The Z. Smith Reynolds Foundation in Winston-Salem has become North Carolina’s most influential private patron for smart growth, The News & Observer reported Oct. 19.
The $500 million-asset foundation has invested hundreds of thousands of dollars in growth-related projects.
It also has brought planners together, spurred discussion among politicians and people, commissioned a Brookings Institution agenda for the state and created a statewide advocacy group, the N.C. Smart Growth Alliance.
But some people worry that the foundation’s interest in growth may fade because the staff that made the issue a priority will be gone by the end of the year, the newspaper said.
The Smart Growth Alliance, which tries to boost cooperation between environmentalists and people who work with the poor, grew out of meetings that the foundation organized two years ago to get people throughout the state to talk about growth and its impact in their communities.
The foundation gave $100,000 to get the alliance started.
Other grants include $50,000 to the state to support the campaign by Gov. Jim Hunt campaign to protect 1 million acres of land over the next decade, and $30,000 to the Center for Urban and Regional Studies at the University of North Carolina at Chapel Hill to fund a symposium on growth.
Now, however, the foundation’s senior program staff is breaking up.
Executive Director Tom Lambeth and Assistant Director Joe Kilpatrick will leave at the end of the year, and program officers Valeria Lee and Peter Tavernise have taken positions with other groups.
“There’s a lot of interest in what that will mean for the foundation, said Molly Diggins, state director of the Sierra Club. “You can’t lose all that experience without signifying some sort of change.”

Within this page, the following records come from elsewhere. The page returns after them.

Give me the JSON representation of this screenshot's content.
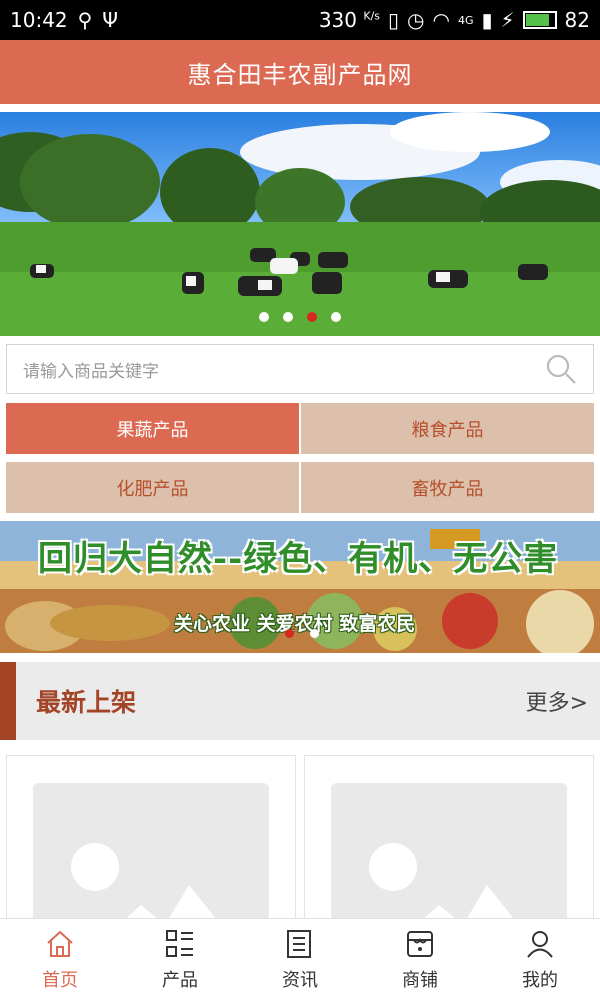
{
  "status": {
    "time": "10:42",
    "network_speed": "330",
    "speed_unit": "K/s",
    "battery": "82",
    "signal_type": "4G"
  },
  "header": {
    "title": "惠合田丰农副产品网"
  },
  "search": {
    "placeholder": "请输入商品关键字"
  },
  "categories": [
    {
      "label": "果蔬产品",
      "active": true
    },
    {
      "label": "粮食产品",
      "active": false
    },
    {
      "label": "化肥产品",
      "active": false
    },
    {
      "label": "畜牧产品",
      "active": false
    }
  ],
  "banner": {
    "title": "回归大自然--绿色、有机、无公害",
    "subtitle": "关心农业 关爱农村 致富农民"
  },
  "section": {
    "title": "最新上架",
    "more": "更多>"
  },
  "tabs": [
    {
      "label": "首页",
      "icon": "home-icon"
    },
    {
      "label": "产品",
      "icon": "product-grid-icon"
    },
    {
      "label": "资讯",
      "icon": "news-icon"
    },
    {
      "label": "商铺",
      "icon": "shop-icon"
    },
    {
      "label": "我的",
      "icon": "user-icon"
    }
  ],
  "colors": {
    "brand": "#dc6a53",
    "category_bg": "#ddc0ab",
    "section_accent": "#a34427"
  }
}
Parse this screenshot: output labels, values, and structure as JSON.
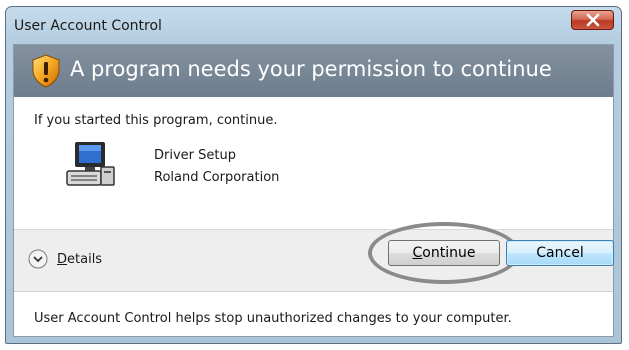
{
  "window": {
    "title": "User Account Control",
    "close_glyph": "X"
  },
  "banner": {
    "icon": "shield-warning-icon",
    "text": "A program needs your permission to continue"
  },
  "prompt": "If you started this program, continue.",
  "program": {
    "icon": "computer-icon",
    "name": "Driver Setup",
    "publisher": "Roland Corporation"
  },
  "actions": {
    "details_underlined": "D",
    "details_rest": "etails",
    "continue_underlined": "C",
    "continue_rest": "ontinue",
    "cancel_label": "Cancel"
  },
  "footer": "User Account Control helps stop unauthorized changes to your computer.",
  "colors": {
    "banner": "#76869a",
    "close_button": "#c9503a",
    "default_button_border": "#3c7fb1"
  }
}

Lambeth’s successor, Thomas Ross, said staff changes will not diminish the foundation’s emphasis on growth issues.
For full story, go to The News & Observer.